Entries taken from a collection
┌──
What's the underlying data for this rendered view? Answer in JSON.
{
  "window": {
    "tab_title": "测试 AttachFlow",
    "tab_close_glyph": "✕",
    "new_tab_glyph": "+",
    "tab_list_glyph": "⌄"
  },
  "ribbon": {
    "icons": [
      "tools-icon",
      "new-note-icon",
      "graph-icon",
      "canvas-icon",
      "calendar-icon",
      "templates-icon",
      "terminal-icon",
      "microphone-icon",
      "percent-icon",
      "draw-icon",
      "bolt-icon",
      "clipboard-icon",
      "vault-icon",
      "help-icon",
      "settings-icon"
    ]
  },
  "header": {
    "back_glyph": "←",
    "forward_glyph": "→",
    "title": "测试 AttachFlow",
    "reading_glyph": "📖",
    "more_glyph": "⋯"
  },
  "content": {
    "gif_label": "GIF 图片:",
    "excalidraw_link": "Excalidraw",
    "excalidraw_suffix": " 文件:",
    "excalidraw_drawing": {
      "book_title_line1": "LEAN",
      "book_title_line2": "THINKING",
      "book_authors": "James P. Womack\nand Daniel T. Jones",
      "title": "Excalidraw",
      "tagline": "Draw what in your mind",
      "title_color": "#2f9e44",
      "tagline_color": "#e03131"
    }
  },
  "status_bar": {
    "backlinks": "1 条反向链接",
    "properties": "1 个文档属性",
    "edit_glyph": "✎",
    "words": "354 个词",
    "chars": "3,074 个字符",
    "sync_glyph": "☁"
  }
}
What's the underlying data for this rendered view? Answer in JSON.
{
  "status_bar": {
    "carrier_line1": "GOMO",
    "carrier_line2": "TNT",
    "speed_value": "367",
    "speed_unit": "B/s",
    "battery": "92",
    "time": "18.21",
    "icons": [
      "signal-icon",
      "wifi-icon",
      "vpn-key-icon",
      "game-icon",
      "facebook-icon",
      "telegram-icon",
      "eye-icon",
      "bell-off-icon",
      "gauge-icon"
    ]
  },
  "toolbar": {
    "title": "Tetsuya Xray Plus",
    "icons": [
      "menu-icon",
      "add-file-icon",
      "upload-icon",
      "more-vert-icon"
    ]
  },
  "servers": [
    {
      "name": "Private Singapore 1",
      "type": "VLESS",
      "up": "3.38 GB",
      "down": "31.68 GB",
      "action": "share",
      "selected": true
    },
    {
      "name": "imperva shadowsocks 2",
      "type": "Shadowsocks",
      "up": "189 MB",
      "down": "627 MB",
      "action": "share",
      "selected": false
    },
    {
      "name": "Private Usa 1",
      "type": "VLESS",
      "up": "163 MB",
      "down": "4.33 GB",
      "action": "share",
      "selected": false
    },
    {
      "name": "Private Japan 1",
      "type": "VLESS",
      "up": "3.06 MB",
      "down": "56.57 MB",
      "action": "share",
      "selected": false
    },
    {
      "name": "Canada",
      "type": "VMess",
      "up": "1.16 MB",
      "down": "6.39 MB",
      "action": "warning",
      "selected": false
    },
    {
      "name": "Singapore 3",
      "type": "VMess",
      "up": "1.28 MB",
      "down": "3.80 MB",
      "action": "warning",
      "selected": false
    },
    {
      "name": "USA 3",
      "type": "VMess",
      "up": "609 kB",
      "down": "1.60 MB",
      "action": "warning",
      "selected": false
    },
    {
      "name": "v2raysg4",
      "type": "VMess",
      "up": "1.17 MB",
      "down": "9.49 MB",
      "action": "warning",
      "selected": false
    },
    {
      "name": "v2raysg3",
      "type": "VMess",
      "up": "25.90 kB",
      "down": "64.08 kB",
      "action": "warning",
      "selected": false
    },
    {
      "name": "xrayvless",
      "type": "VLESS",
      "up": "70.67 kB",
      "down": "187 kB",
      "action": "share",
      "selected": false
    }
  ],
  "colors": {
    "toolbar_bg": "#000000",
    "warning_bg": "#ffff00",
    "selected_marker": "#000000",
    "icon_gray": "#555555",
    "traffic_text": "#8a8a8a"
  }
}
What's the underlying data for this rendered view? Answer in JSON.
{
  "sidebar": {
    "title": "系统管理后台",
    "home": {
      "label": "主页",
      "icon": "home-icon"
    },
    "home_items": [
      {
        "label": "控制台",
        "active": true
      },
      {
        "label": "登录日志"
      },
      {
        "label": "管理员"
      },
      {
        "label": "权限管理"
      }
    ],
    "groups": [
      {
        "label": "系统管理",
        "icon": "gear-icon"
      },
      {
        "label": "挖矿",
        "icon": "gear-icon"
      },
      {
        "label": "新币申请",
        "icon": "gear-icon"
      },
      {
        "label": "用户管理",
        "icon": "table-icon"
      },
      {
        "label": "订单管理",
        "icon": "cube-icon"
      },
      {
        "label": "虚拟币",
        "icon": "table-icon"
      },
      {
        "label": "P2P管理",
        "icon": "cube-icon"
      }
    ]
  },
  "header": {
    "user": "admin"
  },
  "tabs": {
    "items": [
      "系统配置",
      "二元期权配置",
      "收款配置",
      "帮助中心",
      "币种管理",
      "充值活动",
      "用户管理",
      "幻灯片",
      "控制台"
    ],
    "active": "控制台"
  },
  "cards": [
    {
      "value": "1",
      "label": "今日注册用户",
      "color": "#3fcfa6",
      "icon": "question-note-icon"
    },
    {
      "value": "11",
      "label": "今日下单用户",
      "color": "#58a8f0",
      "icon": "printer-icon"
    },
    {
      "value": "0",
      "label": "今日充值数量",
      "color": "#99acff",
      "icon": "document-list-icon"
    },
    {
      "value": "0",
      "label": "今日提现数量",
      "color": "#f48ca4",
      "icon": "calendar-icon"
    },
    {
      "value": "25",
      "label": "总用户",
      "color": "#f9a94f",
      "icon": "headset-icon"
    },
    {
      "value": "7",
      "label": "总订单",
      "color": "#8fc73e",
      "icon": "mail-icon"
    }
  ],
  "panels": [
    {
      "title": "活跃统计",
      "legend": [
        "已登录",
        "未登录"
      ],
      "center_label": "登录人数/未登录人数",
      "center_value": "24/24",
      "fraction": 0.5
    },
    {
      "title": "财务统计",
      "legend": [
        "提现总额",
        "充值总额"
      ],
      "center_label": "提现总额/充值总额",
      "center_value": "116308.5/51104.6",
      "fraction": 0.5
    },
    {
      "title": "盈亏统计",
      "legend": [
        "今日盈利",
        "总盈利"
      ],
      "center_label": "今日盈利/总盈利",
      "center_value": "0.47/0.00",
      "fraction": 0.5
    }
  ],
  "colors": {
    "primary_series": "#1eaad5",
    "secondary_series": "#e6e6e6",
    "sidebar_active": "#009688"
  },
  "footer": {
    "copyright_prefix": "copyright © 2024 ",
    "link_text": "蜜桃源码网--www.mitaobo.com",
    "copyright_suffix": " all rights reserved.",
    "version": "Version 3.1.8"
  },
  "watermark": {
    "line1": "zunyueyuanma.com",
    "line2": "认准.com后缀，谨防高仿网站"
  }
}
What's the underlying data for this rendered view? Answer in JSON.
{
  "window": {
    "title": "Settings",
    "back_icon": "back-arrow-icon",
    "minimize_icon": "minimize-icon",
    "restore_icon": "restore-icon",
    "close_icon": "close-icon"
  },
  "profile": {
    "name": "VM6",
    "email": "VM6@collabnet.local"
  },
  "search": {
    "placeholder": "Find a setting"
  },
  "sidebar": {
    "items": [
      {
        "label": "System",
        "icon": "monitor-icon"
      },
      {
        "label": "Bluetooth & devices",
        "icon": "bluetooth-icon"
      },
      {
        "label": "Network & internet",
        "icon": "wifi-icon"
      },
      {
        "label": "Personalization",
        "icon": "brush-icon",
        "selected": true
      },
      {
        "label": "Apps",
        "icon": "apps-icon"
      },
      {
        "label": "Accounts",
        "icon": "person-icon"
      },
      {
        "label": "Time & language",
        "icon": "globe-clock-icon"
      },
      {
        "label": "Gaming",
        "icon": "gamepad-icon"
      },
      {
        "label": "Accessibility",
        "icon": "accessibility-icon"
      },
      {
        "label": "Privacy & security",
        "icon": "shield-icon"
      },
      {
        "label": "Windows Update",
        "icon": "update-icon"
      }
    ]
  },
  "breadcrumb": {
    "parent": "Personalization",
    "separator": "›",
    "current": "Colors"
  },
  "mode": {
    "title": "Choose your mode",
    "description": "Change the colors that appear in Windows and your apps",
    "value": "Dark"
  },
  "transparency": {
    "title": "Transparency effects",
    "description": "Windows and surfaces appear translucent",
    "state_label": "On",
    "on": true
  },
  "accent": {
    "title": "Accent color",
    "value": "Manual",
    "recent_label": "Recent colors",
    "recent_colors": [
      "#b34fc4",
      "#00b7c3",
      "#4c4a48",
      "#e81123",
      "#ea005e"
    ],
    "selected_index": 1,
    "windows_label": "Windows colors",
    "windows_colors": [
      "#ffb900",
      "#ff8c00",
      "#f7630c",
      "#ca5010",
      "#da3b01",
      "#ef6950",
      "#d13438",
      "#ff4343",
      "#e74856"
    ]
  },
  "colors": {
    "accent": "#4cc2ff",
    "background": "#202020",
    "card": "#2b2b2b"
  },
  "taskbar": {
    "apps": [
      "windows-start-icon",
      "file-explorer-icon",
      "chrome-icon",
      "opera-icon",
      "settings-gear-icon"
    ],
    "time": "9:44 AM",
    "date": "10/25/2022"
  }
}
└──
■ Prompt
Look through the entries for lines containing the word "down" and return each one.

■ The answer
      "down": "31.68 GB",
      "down": "627 MB",
      "down": "4.33 GB",
      "down": "56.57 MB",
      "down": "6.39 MB",
      "down": "3.80 MB",
      "down": "1.60 MB",
      "down": "9.49 MB",
      "down": "64.08 kB",
      "down": "187 kB",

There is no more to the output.